Task brief: Should the word "legend" occur in a line of the records, copy that line.
Segment Open
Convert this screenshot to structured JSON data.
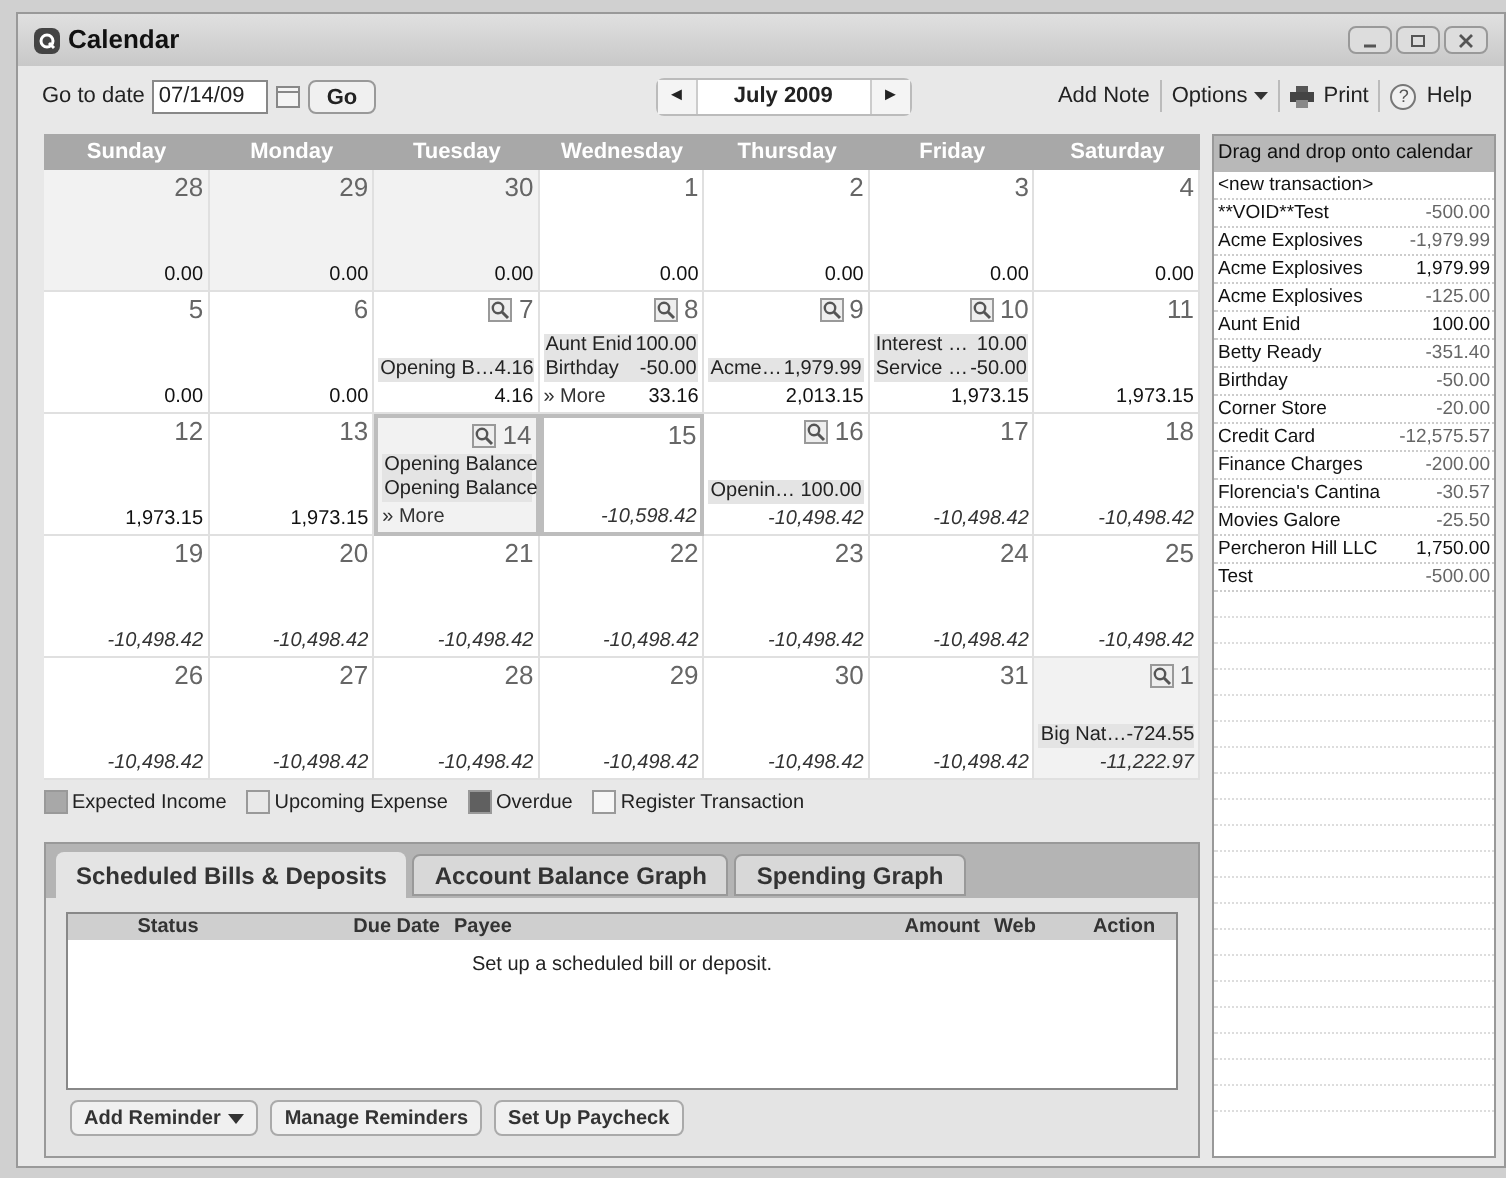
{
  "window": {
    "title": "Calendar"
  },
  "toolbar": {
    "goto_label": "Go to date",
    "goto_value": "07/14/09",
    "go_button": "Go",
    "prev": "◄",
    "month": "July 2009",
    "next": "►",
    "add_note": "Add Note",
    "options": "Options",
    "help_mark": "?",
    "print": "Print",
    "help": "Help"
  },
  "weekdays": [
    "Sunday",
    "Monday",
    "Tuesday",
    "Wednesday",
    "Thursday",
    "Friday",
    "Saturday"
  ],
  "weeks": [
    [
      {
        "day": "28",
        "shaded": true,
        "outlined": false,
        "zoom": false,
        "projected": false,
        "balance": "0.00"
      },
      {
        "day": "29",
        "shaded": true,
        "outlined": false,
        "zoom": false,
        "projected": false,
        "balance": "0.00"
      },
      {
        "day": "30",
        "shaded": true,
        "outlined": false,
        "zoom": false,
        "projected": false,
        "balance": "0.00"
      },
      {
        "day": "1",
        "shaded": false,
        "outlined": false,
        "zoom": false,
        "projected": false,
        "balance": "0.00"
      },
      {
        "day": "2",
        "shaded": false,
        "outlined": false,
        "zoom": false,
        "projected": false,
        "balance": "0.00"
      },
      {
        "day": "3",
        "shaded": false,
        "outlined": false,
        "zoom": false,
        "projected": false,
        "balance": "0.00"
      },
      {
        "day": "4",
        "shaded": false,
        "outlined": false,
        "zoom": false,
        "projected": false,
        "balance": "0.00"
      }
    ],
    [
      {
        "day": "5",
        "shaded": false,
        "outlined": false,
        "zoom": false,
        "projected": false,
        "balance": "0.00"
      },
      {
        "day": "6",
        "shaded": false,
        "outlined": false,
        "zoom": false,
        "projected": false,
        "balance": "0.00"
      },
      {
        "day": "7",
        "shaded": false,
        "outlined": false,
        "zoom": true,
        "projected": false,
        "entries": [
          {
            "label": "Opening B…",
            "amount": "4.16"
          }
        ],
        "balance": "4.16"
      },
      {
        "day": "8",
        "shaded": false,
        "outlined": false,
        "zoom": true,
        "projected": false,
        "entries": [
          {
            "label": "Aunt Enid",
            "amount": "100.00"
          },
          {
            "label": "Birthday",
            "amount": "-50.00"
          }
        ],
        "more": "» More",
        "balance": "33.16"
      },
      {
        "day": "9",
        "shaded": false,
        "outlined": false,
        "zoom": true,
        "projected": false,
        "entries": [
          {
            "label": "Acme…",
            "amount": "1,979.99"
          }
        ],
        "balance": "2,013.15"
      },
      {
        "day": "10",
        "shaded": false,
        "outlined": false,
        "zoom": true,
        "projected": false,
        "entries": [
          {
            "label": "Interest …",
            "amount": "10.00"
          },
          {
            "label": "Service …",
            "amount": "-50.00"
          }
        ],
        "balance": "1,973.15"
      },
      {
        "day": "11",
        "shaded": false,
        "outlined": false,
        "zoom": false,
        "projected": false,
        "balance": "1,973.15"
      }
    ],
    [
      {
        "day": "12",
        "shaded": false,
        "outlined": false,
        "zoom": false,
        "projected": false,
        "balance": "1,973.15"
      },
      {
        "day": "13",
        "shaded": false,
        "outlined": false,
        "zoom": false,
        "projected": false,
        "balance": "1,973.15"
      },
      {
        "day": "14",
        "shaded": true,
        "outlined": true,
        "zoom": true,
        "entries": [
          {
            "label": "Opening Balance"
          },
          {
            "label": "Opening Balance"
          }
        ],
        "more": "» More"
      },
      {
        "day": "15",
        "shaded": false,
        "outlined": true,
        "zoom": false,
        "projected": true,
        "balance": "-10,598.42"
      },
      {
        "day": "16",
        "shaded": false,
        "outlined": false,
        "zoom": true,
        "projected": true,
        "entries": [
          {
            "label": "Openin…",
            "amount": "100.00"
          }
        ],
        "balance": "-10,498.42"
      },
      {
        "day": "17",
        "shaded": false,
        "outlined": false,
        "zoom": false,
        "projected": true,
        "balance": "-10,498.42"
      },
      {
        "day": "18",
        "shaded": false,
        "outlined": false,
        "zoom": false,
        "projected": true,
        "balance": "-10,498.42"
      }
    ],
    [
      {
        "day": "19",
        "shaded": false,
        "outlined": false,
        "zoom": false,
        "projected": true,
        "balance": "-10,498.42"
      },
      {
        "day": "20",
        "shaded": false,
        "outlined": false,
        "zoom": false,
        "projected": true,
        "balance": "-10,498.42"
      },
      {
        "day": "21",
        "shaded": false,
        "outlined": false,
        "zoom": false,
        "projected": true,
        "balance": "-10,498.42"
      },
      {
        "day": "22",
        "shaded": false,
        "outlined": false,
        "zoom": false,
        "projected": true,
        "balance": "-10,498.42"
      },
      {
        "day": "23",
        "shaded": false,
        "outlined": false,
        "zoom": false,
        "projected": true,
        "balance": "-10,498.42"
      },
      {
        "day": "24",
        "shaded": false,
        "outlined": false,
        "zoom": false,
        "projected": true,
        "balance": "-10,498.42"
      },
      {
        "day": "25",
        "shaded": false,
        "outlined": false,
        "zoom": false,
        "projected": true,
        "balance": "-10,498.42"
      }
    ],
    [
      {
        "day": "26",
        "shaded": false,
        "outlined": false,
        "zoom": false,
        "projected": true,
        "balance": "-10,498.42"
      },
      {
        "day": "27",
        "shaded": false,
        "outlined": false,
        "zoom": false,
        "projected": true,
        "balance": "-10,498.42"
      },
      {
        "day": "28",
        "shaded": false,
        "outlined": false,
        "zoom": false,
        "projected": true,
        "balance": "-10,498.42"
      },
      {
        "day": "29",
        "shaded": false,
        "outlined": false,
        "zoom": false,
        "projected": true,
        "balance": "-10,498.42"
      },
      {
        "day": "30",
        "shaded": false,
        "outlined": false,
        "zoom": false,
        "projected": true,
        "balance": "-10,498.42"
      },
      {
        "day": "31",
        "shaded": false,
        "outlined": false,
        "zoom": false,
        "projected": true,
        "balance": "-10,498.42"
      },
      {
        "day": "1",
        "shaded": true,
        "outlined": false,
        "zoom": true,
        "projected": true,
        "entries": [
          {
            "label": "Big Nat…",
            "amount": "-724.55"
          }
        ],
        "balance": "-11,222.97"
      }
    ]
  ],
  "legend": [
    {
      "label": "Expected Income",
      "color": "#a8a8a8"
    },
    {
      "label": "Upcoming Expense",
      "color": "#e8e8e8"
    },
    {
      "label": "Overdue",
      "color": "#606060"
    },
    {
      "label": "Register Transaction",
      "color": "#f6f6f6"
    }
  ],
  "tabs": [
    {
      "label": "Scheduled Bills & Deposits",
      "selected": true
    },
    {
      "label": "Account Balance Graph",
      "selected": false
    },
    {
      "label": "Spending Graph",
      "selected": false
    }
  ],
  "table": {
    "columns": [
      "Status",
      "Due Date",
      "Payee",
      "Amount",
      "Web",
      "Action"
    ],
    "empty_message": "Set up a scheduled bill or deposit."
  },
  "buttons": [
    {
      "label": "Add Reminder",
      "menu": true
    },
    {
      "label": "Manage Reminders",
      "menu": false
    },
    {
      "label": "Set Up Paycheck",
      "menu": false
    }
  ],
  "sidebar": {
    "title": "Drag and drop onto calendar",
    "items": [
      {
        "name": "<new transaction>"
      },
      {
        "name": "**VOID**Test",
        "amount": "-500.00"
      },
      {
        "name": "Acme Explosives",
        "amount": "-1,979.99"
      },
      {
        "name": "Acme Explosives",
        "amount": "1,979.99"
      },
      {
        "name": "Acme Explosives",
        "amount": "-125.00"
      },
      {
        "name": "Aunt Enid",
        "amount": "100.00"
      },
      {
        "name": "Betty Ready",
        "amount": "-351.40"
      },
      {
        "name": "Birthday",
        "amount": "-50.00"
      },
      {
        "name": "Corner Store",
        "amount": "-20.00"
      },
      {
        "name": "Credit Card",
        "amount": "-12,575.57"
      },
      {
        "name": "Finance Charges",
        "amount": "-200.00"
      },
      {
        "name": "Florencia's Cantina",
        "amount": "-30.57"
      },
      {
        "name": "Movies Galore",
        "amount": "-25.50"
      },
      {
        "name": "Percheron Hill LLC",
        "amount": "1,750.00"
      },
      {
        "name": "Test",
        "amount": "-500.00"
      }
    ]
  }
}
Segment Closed
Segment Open
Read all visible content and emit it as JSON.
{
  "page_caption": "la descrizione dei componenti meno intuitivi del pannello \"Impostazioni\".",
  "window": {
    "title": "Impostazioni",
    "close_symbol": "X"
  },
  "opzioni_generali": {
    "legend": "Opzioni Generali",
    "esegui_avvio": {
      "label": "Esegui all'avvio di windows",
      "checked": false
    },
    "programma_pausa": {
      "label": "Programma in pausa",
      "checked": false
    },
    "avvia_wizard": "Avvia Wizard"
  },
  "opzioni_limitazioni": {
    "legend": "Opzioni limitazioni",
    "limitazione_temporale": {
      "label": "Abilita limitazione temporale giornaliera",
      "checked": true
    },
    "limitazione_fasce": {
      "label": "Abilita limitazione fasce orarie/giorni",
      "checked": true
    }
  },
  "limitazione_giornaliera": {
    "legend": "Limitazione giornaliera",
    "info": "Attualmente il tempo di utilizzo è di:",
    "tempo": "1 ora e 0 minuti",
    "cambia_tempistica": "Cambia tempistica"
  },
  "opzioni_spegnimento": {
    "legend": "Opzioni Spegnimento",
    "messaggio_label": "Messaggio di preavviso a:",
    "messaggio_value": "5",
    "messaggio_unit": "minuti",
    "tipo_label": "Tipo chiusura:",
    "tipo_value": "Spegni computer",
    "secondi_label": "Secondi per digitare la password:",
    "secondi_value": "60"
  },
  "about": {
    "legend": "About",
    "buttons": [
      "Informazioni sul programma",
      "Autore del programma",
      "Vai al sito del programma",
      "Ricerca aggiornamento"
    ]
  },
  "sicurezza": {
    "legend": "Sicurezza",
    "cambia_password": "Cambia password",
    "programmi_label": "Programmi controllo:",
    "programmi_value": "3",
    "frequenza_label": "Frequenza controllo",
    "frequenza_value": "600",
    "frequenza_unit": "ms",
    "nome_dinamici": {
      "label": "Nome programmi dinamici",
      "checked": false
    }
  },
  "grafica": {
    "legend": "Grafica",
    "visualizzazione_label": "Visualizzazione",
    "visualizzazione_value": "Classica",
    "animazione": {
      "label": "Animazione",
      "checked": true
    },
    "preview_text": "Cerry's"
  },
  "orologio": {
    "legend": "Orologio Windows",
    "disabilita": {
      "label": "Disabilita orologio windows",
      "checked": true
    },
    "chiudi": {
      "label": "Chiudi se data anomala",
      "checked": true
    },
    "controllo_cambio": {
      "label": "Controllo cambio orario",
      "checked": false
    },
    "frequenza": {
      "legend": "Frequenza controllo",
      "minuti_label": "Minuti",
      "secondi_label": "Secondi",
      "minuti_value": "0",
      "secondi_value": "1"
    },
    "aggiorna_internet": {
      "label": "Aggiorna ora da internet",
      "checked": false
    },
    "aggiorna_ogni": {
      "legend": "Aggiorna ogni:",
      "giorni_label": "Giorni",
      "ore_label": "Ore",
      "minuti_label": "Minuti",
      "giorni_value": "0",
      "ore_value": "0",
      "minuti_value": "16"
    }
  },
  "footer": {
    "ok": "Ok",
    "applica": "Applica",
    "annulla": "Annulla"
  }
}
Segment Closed
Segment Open
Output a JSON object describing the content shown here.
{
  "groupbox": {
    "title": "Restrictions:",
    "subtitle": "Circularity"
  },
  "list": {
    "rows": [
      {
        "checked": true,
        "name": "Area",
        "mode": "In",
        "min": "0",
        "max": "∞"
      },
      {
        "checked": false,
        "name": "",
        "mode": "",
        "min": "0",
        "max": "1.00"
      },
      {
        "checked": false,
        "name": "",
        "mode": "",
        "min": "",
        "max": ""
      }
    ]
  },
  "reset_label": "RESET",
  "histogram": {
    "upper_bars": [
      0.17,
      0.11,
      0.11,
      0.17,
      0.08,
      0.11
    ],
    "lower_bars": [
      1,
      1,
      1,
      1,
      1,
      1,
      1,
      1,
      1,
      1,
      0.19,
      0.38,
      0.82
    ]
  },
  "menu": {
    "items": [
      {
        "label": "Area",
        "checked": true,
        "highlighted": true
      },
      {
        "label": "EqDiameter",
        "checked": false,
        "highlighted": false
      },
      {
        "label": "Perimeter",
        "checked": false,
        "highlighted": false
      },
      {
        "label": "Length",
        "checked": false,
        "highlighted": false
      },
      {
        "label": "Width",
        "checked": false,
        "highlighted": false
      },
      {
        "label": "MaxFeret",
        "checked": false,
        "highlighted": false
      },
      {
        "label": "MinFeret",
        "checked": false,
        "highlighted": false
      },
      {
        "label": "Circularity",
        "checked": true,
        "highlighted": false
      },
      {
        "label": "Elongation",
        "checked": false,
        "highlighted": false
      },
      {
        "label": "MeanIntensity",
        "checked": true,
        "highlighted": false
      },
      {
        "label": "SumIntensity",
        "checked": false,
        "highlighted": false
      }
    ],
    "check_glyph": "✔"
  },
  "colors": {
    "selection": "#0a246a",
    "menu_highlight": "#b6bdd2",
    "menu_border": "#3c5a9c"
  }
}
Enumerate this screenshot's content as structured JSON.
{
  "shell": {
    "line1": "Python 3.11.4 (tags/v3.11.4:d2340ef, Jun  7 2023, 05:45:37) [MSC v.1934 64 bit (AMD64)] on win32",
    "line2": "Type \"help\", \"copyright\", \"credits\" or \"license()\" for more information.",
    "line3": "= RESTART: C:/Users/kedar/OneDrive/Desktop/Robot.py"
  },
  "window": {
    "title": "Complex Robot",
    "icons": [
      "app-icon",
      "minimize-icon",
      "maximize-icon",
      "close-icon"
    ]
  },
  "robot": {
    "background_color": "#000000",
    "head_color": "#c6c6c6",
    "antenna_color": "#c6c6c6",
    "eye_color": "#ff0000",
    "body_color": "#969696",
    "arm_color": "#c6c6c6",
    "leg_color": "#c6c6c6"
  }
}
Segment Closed
Task result:
  "legend": [
    "legend": "Opzioni Generali",
    "legend": "Opzioni limitazioni",
    "legend": "Limitazione giornaliera",
    "legend": "Opzioni Spegnimento",
    "legend": "About",
    "legend": "Sicurezza",
    "legend": "Grafica",
    "legend": "Orologio Windows",
      "legend": "Frequenza controllo",
      "legend": "Aggiorna ogni:",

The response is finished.